The information required for a load-matching evaluation includes the design compression load at each column location, and the minimum number of piles required to satisfy structural stability. For load-bearing walls and grade beams, or pile-supported floors, loading and minimum pile spacing information is required. From this information, a histogram is produced, indicating the frequencies of occurrence of specific optimum allowable pile loads, from which the number and magnitudes of potential allowable pile loads for the project are selected (See Figure 1). Structural engineers can perform this evaluation without geotechnical input.
Once the potential number and magnitudes of allowable pile loads are selected, a geotechnical engineer will determine the most-appropriate pile type(s) and section(s) based on the target allowable loads and subsurface profile, in addition to estimating depth vs. ultimate capacity profiles.
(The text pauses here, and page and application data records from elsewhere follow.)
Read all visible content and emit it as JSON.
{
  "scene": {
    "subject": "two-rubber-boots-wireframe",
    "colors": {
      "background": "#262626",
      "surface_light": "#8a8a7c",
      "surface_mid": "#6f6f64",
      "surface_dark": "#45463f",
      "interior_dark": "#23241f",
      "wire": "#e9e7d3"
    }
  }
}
For the potential allowable loads, requisite ultimate capacities must be established. These capacities are a function of the safety factor for design, usually associated with the construction-control method used to develop the driving criteria. Lastly, installed pile costs per foot must be estimated for each candidate pile section.
This information can be assembled and evaluated as presented in Figure 2 (see below). Note that such a load-matching evaluation can be used to quantitatively assess the design and economic effects (i.e., the pile count and installed footage) of using various pile sections installed to various allowable loads. The process can be iterated by modelling different combinations of allowable loads and/or pile sections to optimize design and minimize cost.
For more information about cost-effective design of deep foundations, visit wkg2.com for available webinars and technical papers. If you missed any of our previous , you can access them here: